Local to Local 8

Billings Companies Take a Fresh Approach to Food

Local Kitchen and Bar

Chef and entrepreneur Travis Stimpson always had a very simple idea driving his vision: create a restaurant where he could serve his parents’ beef. Realizing the importance of visible food sources and recognizing the superior quality of local products, his thought sparked a broader culinary vision. Now, just more than a year after enacting his vision of building a restaurant that focuses on quality local products and community, Stimpson’s restaurant, Local Kitchen and Bar, is impacting the local community on a daily basis.

“Montana is a state that can provide massive amounts of things you can’t get anywhere else in the country,” Stimpson says. “You have all of these meats available…they weren’t being utilized.”

With a focus on community, Stimpson’s restaurant taps into the unique advantages of using local products while solving many of the very problems that cause most restaurant owners to shy away from local producers. For instance, he recognized early on Montana’s short growing seasons for certain crops caused restaurateurs to pull away from committing to local suppliers. However, he quickly realized by giving business to a local farmer and perfecting plates that incorporate the area’s best local products, his own business could churn out quality dishes while making growing profitable for local farmers.

“Nobody was putting out effort to make sure they could support a grower,” Stimpson says. “That was a big thing for me. I wanted to make sure somebody could make a living by providing for us.”

According to Stimpson, the community’s response to his locally produced approach has been “overwhelmingly” positive. Especially, he says, when it comes to customers who want to know where their food is coming from—an area where his restaurant has all the answers.

“When a customer asks where a product comes from or is grown, we have an answer for that,” he says. “When asked about beef, most places can tell you what breed it was and maybe what slaughter-plant it came from. When someone asks me about my beef, I know what pasture it wintered in, what pasture it summered in. I know its slaughter date, and the nickname my sister and I gave it. People really appreciate that you know where your stuff came from.”

One well-received dish at Local is the lamb shank. An entrée that has been so popular that it ran two Helena suppliers out of lamb at one point, the lamb shank is braised for 12 hours and seasoned with thyme and rosemary. Once tender, the lamb is served over local mashed potatoes and a vegetable puree. The whole dish is topped with onion rings and covered in a jus created from the cooked down lamb braise.

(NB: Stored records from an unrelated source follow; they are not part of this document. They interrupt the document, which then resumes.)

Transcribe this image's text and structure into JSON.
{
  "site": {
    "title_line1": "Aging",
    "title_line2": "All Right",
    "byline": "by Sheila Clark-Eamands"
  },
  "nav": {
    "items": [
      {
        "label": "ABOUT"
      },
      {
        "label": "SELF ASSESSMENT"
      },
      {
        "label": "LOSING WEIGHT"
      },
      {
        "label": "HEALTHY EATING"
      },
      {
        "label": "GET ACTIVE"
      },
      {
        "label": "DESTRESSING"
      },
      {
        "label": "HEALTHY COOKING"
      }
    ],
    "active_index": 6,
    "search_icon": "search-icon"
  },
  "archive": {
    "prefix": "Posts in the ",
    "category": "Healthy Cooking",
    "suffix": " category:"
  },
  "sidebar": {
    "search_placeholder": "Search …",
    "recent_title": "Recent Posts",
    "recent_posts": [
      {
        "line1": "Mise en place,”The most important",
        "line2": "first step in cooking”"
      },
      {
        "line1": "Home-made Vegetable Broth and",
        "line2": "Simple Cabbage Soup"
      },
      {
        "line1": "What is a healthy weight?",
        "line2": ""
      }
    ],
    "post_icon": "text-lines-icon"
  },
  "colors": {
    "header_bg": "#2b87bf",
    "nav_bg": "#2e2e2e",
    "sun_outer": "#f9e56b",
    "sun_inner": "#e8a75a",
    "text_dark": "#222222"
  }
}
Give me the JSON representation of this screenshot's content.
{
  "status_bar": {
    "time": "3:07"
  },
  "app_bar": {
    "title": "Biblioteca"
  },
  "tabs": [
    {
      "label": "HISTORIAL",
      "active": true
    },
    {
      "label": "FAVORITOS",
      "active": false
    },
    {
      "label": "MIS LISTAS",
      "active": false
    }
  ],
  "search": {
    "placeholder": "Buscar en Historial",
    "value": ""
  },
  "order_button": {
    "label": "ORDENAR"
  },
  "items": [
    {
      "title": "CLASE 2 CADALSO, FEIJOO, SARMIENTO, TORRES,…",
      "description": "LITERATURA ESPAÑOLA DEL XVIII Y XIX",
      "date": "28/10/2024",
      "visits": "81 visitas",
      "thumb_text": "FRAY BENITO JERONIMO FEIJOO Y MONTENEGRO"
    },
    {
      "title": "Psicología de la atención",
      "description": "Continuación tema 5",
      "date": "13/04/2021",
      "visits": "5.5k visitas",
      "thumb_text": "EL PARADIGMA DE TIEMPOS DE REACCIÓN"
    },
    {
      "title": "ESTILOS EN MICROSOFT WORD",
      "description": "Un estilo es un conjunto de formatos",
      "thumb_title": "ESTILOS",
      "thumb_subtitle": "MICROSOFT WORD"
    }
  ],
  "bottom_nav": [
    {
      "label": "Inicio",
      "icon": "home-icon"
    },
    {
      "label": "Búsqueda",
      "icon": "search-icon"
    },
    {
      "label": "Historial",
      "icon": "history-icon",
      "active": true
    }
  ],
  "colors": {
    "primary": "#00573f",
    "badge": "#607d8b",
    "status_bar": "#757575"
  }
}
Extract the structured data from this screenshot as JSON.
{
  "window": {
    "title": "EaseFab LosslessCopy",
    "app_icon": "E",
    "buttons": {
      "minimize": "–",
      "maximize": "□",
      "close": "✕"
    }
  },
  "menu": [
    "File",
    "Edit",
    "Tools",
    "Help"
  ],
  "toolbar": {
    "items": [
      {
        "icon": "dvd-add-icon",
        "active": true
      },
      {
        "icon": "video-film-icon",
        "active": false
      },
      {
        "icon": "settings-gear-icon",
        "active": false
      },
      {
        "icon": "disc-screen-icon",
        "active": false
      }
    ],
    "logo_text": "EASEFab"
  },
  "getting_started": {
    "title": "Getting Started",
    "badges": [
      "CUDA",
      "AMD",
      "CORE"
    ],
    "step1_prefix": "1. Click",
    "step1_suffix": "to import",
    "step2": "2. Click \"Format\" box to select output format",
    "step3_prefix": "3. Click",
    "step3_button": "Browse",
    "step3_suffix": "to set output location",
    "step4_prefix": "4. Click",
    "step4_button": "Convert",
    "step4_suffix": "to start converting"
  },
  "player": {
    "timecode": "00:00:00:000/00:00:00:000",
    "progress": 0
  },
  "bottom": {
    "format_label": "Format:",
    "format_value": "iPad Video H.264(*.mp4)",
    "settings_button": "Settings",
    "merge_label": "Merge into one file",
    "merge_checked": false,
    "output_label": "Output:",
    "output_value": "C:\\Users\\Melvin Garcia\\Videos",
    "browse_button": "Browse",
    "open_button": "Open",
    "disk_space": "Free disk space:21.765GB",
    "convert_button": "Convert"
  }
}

Another favorite at Local is the bison hash. With bison supplied by a company in Butte, Montana, that pulls from local ranchers, the bison hash includes a bison chorizo seasoned with paprika and cumin. It is pan-seared with onions and potatoes and topped with a rich, hearty cream and cheese sauce. After being cooked, the whole dish is topped with candy roasted red peppers.

Project Meats

Beyond just Local, the advantage of in-state production can be seen at other Billings establishments as well. At Project Meats, a local meat production company, owners Tanya and Shane Flowers say their focus on the community has made lasting positive waves.

“Every chance we get, we try to get local products on the shelf,” Tanya Flowers says. “For us, it’s important on the economy side. People take that money and spend it right back in the community.”

For the Flowers family, many of Project Meats’ most popular products are distinctly local. Buying an estimated $150,000-worth of local product per year, the company has a high demand for local pork, jerk and, of course, beef.

Tanya’s personal favorite is the local prime rib. She likes to assemble a homemade rub of paprika, sage, garlic and salt and pepper. Then she coats the meat, lets the spices soak in for 24 hours and bakes the combination in a pan, marinating it with drippings. When the meat has a warm, pink center, she slices it into steaks and serves with mashed potatoes.

Good Earth Market

Still, anyone trying to build community through food on a fundamental level should look no further than the local co-op, Good Earth, located in downtown Billings. This health food and grocery store stocks the shelves with as many local products as possible, featuring local offerings from across the food and beverage spectrum. Choices include local cheeses, wines, meat, produce and more.

“For local people, it’s about creating relationships,” Sonia Davis, interim general manager and marketing manager of Good Earth, says. “It feels good to know we’re supporting the local economy in this way. It’s great to keep those dollars in Montana.”

Davis likes to use local products from Good Earth to create a family favorite: homemade shepherd’s pie. With access to the local grocer, she can create the whole ensemble exclusively using local products. Beginning with local ground beef, she browns the meat in a cast-iron skillet, charring it with vegetables. She whips locally grown mashed potatoes, covers the meat and vegetable mix with the spuds and tops it all off with locally made cheddar cheese. She likes to cook the dish until it has a crispy exterior, then serves it to the family.

Regardless of whether it’s preparing a meal at home, grilling quality beef or spending a night out, Billings offers great options for anyone looking to go local. Although the motivation for choosing local products may vary from wanting to know where food is coming from, hoping to build the local economy, a desire to lower the environmental impact or simply wanting to tap into homegrown quality, there are plenty of delectable opportunities to get the most out of this special community.